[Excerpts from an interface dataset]
Content starts

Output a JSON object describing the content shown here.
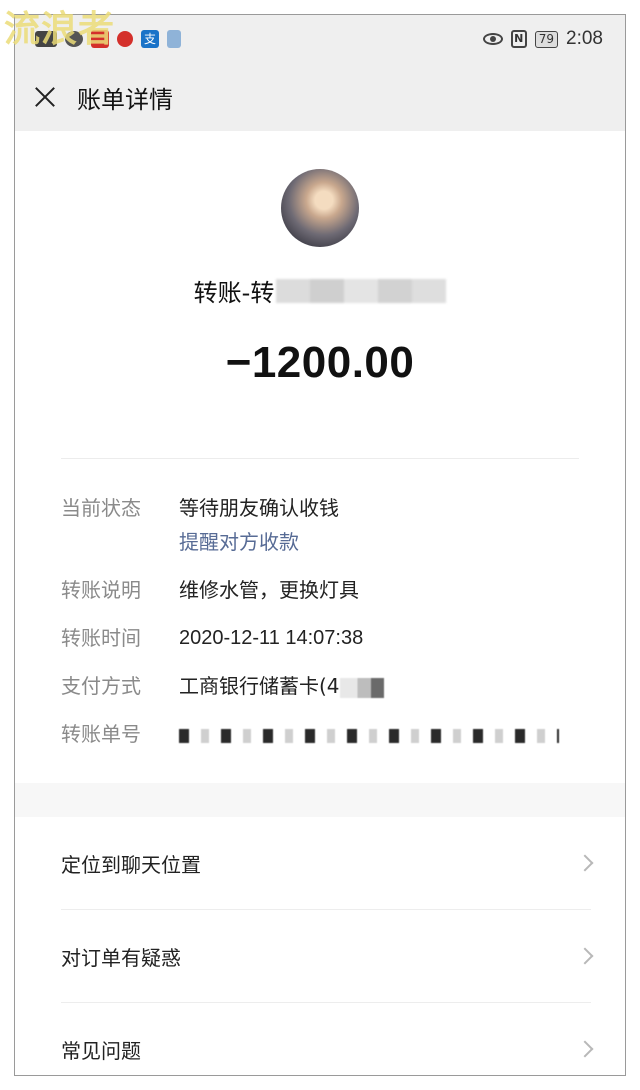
{
  "watermark": "流浪者",
  "status_bar": {
    "time": "2:08",
    "battery": "79",
    "icons": [
      "signal-icon",
      "message-icon",
      "weibo-icon",
      "app-red-icon",
      "alipay-icon",
      "app-blue-icon",
      "eye-icon",
      "nfc-icon",
      "battery-icon"
    ]
  },
  "nav": {
    "close_icon": "close-icon",
    "title": "账单详情"
  },
  "summary": {
    "payee_prefix": "转账-转",
    "amount": "−1200.00"
  },
  "details": {
    "status_label": "当前状态",
    "status_value": "等待朋友确认收钱",
    "remind_link": "提醒对方收款",
    "note_label": "转账说明",
    "note_value": "维修水管，更换灯具",
    "time_label": "转账时间",
    "time_value": "2020-12-11 14:07:38",
    "payment_label": "支付方式",
    "payment_value": "工商银行储蓄卡(4",
    "order_label": "转账单号"
  },
  "menu": [
    {
      "label": "定位到聊天位置"
    },
    {
      "label": "对订单有疑惑"
    },
    {
      "label": "常见问题"
    }
  ]
}
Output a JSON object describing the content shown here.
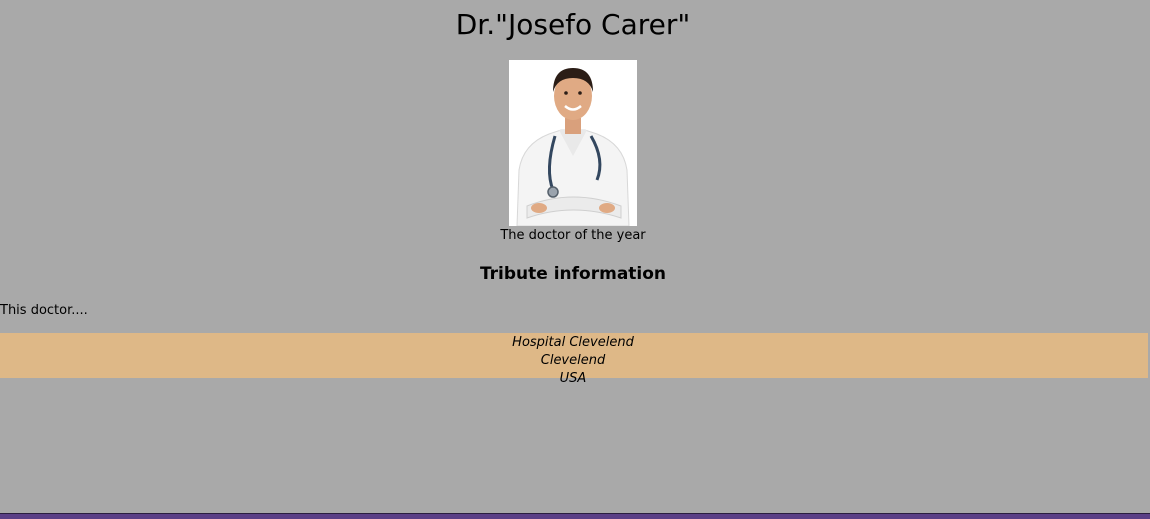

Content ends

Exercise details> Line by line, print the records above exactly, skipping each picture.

Response>
Output a JSON object describing the content shown here.
{
  "watermark": "流浪者",
  "status_bar": {
    "time": "2:08",
    "battery": "79",
    "icons": [
      "signal-icon",
      "message-icon",
      "weibo-icon",
      "app-red-icon",
      "alipay-icon",
      "app-blue-icon",
      "eye-icon",
      "nfc-icon",
      "battery-icon"
    ]
  },
  "nav": {
    "close_icon": "close-icon",
    "title": "账单详情"
  },
  "summary": {
    "payee_prefix": "转账-转",
    "amount": "−1200.00"
  },
  "details": {
    "status_label": "当前状态",
    "status_value": "等待朋友确认收钱",
    "remind_link": "提醒对方收款",
    "note_label": "转账说明",
    "note_value": "维修水管，更换灯具",
    "time_label": "转账时间",
    "time_value": "2020-12-11 14:07:38",
    "payment_label": "支付方式",
    "payment_value": "工商银行储蓄卡(4",
    "order_label": "转账单号"
  },
  "menu": [
    {
      "label": "定位到聊天位置"
    },
    {
      "label": "对订单有疑惑"
    },
    {
      "label": "常见问题"
    }
  ]
}
Output a JSON object describing the content shown here.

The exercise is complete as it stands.